Right winger Phil Kessel scored his second goal in as many nights and 34th of the season a minute into the second period with the teams playing four aside. The puck was directed to him at the side of the goal and he swept it past Brad Thiessen, who was playing in just his second NHL game.

Six minutes later defenceman Carl Gunnarsson scored his second in as many games when a shot by Mikhail Grabovski banked in off his leg. Pascal Dupuis pulled the Penguins to within a goal when he deflected a shot past Jonas Gustavsson.

There’s a reason why the Penguins are one of the best teams in the NHL and were entering Wednesday’s tilt riding a six-game winning streak and the Leafs found out why as the game progressed. Quite simply, the Penguins don’t quit. They pounded the shorthanded Leafs every chance they got.

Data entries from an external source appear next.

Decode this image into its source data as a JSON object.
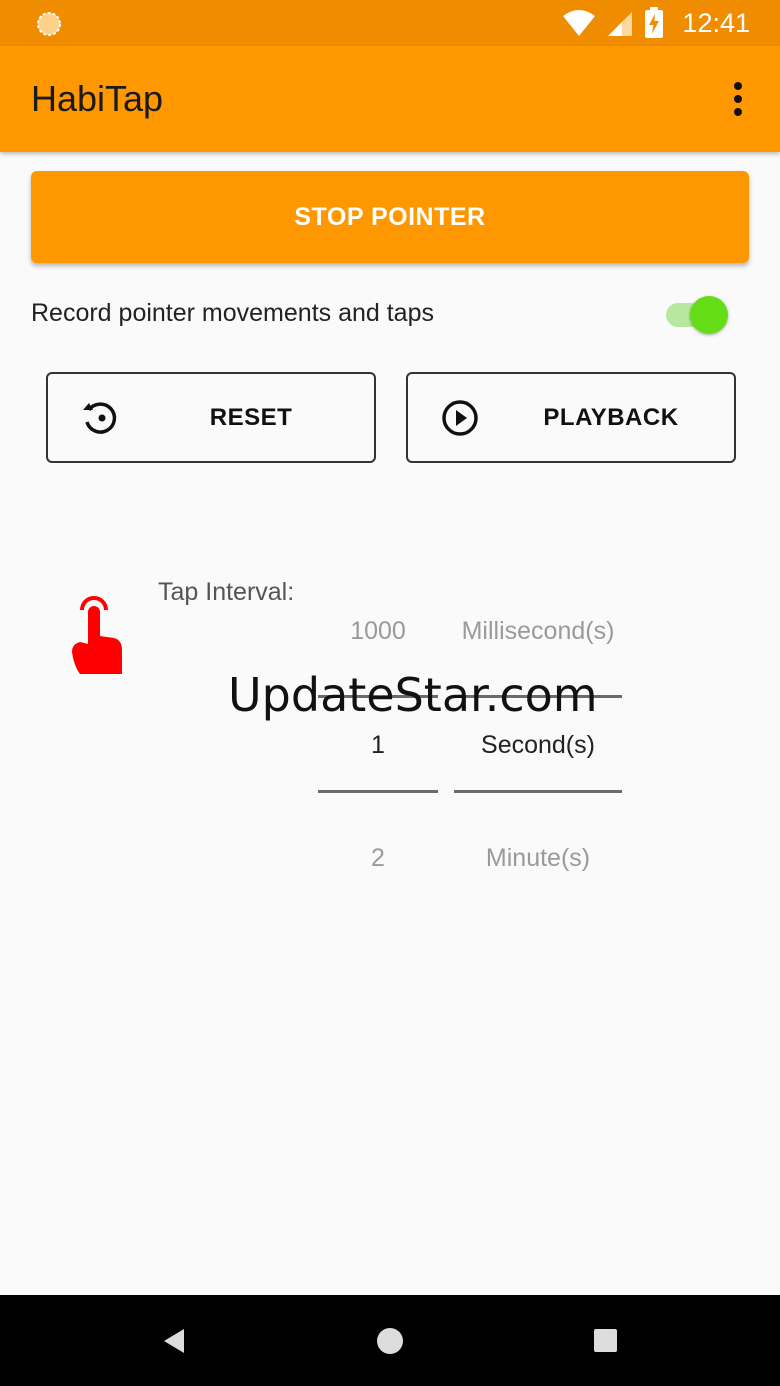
{
  "status_bar": {
    "time": "12:41",
    "left_icon": "notification-sun-icon",
    "icons": [
      "wifi-icon",
      "signal-icon",
      "battery-charging-icon"
    ]
  },
  "app_bar": {
    "title": "HabiTap",
    "overflow_icon": "more-vert-icon"
  },
  "stop_button": {
    "label": "STOP POINTER"
  },
  "record_toggle": {
    "label": "Record pointer movements and taps",
    "checked": true
  },
  "reset_button": {
    "label": "RESET",
    "icon": "history-icon"
  },
  "playback_button": {
    "label": "PLAYBACK",
    "icon": "play-circle-icon"
  },
  "tap_interval": {
    "icon": "hand-pointer-icon",
    "label": "Tap Interval:",
    "value_picker": {
      "prev": "1000",
      "selected": "1",
      "next": "2"
    },
    "unit_picker": {
      "prev": "Millisecond(s)",
      "selected": "Second(s)",
      "next": "Minute(s)"
    }
  },
  "watermark": "UpdateStar.com",
  "nav_bar": {
    "icons": [
      "back-icon",
      "home-icon",
      "recents-icon"
    ]
  },
  "colors": {
    "status_bar": "#f08c00",
    "app_bar": "#ff9800",
    "switch_on": "#64dd17",
    "hand_icon": "#ff0000"
  }
}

Jordan Staal tied it a minute and a half into the third on a similar tip-in and then Dupuis gave the home side the lead with a shot that somehow found its way through The Monster.

For the second straight night, Carlyle came to the defence of his goalie.

“They were out-shooting us (by a ratio of) 2-1 at one point until we finally got some shots so you really can’t fault The Monster,” Carlyle said. “I thought he gave us a chance in the game. I’m sure he’d like to have the one goal back, but he gave us a pile of saves and we weren’t able to get the third goal to tie the hockey game.”

In a vote of confidence, the Leafs once again turned to Gustavsson. Carlyle was very clear Tuesday after the Leafs were beaten by the Boston Bruins that Gustavsson was not to blame. The coach said he was abandoned by his teammates.

It is clear the Maple Leafs believe Gustavsson, and not James Reimer, gives them the best chance to win at this stage of the season.

While Kessel has continued to score under Carlyle, his poor defensive play has been an issue. Carlyle, however, wasn’t willing to throw him under the bus.

“I think there’s work for our group; not just the Kessel line,” he said. “He scored again and you need offence to win in this league, but you also need defence and right now our mixture hasn’t been what is required for success in the last two games.”

Judging by the players’ reaction after the game, they are starting to get the coach’s message.

“In the second period we turned the puck over too many times and that’s when it gets tough,” said Gunnarsson.